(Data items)

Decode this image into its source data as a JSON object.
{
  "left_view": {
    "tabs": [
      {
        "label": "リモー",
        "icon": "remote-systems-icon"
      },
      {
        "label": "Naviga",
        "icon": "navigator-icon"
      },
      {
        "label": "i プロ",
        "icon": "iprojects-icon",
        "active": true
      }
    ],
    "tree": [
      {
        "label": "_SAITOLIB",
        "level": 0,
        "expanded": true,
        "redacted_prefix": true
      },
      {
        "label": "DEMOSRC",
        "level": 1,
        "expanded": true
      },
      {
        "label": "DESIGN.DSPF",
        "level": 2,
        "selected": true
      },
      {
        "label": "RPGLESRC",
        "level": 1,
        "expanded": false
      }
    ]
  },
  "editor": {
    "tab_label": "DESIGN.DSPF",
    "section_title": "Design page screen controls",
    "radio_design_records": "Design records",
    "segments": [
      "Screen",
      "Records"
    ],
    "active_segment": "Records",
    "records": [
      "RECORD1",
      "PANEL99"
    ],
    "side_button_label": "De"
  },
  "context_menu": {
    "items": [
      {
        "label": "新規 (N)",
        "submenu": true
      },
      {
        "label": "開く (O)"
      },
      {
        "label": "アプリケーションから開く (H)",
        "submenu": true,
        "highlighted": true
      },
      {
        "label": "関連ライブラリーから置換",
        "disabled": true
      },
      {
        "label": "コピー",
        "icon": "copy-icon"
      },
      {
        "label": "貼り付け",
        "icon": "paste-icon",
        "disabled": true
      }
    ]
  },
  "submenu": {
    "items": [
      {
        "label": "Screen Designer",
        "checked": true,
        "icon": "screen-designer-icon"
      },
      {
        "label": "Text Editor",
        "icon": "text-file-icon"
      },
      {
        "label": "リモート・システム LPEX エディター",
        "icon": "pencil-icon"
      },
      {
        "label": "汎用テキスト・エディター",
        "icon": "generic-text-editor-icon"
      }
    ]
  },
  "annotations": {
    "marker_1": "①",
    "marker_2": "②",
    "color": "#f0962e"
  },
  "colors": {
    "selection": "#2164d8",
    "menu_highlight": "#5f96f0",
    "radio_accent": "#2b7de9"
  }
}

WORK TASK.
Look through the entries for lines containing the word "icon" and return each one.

ANSWER SPACE.
        "icon": "remote-systems-icon"
        "icon": "navigator-icon"
        "icon": "iprojects-icon",
        "icon": "copy-icon"
        "icon": "paste-icon",
        "icon": "screen-designer-icon"
        "icon": "text-file-icon"
        "icon": "pencil-icon"
        "icon": "generic-text-editor-icon"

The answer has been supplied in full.